• [WHAT IS BEING ASKED] Where the word "Annual" occurs in a line of the listing, please copy the line.

• [DATA RECORDS]
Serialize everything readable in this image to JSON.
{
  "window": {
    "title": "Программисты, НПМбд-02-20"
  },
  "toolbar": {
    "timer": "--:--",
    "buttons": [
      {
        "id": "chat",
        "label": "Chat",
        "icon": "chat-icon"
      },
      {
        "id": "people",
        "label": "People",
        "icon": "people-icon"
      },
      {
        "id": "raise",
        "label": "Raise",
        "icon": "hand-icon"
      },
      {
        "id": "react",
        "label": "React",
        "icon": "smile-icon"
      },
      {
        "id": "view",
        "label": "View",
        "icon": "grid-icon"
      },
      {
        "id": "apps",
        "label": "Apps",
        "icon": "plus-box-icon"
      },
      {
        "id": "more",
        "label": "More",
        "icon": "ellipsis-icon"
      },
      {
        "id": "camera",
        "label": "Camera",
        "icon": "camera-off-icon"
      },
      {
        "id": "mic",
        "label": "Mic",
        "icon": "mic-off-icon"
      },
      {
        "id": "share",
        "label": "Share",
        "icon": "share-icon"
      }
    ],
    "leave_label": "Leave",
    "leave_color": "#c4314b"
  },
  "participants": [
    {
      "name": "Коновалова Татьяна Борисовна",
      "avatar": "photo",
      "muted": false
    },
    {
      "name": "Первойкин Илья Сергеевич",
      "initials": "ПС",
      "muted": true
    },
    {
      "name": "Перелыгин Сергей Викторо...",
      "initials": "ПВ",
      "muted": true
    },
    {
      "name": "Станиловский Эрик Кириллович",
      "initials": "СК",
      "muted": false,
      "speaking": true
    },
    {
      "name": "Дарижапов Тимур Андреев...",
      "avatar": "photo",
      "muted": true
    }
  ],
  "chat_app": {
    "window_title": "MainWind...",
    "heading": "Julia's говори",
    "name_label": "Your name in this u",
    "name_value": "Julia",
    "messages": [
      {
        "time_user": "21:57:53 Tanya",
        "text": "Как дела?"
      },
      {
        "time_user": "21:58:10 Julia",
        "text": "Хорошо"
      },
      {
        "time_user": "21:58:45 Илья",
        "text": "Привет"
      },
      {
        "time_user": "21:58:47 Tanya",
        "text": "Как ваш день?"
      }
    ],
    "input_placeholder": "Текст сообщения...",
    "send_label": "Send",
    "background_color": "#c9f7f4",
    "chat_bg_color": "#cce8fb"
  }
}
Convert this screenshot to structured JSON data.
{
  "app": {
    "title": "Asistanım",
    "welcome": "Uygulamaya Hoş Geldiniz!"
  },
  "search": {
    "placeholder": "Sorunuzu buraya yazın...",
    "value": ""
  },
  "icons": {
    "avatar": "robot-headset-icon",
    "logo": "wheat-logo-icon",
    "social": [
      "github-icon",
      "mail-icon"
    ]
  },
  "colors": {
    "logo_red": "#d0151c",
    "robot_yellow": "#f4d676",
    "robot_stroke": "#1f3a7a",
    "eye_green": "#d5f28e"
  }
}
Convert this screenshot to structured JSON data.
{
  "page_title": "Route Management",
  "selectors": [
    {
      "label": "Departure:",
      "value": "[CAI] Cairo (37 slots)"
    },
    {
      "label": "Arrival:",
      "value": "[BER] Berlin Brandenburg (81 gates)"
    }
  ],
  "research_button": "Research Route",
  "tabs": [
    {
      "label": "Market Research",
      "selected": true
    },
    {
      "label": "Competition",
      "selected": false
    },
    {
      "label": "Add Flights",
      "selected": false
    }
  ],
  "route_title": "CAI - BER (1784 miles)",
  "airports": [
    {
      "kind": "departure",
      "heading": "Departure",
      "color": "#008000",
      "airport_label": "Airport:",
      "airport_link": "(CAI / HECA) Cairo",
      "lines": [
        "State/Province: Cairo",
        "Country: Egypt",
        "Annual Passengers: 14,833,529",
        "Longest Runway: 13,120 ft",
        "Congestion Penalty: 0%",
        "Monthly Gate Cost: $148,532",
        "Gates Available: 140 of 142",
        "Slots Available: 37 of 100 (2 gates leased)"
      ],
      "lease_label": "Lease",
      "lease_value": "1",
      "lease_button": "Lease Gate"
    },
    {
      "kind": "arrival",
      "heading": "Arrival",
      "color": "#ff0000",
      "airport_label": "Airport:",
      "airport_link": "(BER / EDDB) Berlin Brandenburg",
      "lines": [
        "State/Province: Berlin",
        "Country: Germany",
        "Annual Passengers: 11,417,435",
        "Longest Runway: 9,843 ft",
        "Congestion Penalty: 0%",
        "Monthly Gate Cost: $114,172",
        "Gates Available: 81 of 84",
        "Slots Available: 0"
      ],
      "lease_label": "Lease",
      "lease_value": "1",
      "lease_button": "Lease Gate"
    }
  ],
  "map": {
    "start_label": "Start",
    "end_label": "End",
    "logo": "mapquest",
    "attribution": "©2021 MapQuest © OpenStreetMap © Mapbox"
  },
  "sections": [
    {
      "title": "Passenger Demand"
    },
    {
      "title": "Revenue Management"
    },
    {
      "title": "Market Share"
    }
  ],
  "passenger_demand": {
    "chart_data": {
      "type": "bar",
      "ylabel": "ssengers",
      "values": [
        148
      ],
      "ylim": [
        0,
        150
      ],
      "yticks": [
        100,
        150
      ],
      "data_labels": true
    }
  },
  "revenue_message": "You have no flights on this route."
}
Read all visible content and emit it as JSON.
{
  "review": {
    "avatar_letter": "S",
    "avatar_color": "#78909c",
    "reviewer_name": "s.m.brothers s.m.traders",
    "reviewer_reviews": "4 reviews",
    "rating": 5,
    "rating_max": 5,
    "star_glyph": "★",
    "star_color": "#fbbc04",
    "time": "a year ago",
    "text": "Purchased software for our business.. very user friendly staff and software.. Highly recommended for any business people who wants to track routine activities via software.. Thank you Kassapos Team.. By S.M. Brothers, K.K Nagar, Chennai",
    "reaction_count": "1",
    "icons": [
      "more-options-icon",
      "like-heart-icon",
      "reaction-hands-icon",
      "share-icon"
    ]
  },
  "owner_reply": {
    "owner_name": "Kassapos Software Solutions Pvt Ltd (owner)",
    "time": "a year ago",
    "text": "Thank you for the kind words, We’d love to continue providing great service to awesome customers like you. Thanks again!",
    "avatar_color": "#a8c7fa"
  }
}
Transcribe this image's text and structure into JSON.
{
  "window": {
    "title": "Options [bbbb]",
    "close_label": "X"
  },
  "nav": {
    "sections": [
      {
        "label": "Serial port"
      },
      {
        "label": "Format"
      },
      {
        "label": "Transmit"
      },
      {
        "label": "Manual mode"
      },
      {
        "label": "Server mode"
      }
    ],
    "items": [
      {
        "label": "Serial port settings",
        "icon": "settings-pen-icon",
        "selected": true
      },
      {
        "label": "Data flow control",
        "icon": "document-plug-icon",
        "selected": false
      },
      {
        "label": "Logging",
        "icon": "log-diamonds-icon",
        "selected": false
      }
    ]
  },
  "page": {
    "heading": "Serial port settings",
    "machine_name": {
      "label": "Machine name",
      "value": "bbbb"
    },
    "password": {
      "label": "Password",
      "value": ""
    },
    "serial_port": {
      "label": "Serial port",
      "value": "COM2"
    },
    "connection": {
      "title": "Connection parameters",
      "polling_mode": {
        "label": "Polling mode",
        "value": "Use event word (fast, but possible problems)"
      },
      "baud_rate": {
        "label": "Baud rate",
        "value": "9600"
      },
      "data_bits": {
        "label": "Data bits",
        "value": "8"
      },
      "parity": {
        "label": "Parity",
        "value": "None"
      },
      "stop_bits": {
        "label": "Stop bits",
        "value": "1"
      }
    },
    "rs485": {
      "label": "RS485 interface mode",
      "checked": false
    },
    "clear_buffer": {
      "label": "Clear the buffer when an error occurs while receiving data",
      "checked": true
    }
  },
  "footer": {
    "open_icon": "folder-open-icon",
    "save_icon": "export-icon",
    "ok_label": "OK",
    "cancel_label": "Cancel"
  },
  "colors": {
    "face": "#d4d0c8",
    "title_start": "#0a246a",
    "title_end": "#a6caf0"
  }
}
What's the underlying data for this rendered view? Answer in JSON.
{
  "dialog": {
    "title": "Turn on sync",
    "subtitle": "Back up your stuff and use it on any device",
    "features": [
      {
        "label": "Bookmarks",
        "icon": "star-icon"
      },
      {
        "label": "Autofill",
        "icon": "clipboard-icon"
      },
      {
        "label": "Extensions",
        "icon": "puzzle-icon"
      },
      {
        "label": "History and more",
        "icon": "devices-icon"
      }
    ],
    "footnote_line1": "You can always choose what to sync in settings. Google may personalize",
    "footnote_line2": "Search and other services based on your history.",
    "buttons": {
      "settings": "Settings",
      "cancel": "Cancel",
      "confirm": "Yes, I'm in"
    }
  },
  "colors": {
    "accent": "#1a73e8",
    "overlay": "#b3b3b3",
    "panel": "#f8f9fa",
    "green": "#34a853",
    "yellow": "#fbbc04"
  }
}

• [RESPONSE AREA]
        "Annual Passengers: 14,833,529",
        "Annual Passengers: 11,417,435",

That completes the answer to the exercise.